TASK GOAL
Repeat each line of the records below exactly.

App and web page records:

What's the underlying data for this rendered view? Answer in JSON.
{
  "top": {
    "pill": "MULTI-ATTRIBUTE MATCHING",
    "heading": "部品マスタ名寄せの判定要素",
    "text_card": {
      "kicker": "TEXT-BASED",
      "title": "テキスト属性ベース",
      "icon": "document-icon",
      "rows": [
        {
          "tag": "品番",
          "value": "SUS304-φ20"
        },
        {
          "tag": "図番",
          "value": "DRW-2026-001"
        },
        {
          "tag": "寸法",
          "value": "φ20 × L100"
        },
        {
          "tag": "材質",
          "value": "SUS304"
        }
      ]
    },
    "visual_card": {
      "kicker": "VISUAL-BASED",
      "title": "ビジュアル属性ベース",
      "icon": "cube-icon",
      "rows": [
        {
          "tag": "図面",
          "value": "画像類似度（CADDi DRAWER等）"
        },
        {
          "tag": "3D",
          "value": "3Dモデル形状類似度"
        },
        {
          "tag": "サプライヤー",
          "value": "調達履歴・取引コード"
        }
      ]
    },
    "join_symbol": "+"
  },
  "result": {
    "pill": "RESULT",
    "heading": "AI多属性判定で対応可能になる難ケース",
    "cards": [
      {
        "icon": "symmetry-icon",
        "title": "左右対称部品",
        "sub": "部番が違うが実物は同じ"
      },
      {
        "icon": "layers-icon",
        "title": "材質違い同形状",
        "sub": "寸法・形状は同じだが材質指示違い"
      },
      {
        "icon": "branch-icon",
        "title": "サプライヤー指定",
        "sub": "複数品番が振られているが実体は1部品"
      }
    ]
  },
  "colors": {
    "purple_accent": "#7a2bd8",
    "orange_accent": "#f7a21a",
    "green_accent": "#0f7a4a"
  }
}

RESULT OF THIS TASK
What's the underlying data for this rendered view? Answer in JSON.
{
  "top": {
    "pill": "MULTI-ATTRIBUTE MATCHING",
    "heading": "部品マスタ名寄せの判定要素",
    "text_card": {
      "kicker": "TEXT-BASED",
      "title": "テキスト属性ベース",
      "icon": "document-icon",
      "rows": [
        {
          "tag": "品番",
          "value": "SUS304-φ20"
        },
        {
          "tag": "図番",
          "value": "DRW-2026-001"
        },
        {
          "tag": "寸法",
          "value": "φ20 × L100"
        },
        {
          "tag": "材質",
          "value": "SUS304"
        }
      ]
    },
    "visual_card": {
      "kicker": "VISUAL-BASED",
      "title": "ビジュアル属性ベース",
      "icon": "cube-icon",
      "rows": [
        {
          "tag": "図面",
          "value": "画像類似度（CADDi DRAWER等）"
        },
        {
          "tag": "3D",
          "value": "3Dモデル形状類似度"
        },
        {
          "tag": "サプライヤー",
          "value": "調達履歴・取引コード"
        }
      ]
    },
    "join_symbol": "+"
  },
  "result": {
    "pill": "RESULT",
    "heading": "AI多属性判定で対応可能になる難ケース",
    "cards": [
      {
        "icon": "symmetry-icon",
        "title": "左右対称部品",
        "sub": "部番が違うが実物は同じ"
      },
      {
        "icon": "layers-icon",
        "title": "材質違い同形状",
        "sub": "寸法・形状は同じだが材質指示違い"
      },
      {
        "icon": "branch-icon",
        "title": "サプライヤー指定",
        "sub": "複数品番が振られているが実体は1部品"
      }
    ]
  },
  "colors": {
    "purple_accent": "#7a2bd8",
    "orange_accent": "#f7a21a",
    "green_accent": "#0f7a4a"
  }
}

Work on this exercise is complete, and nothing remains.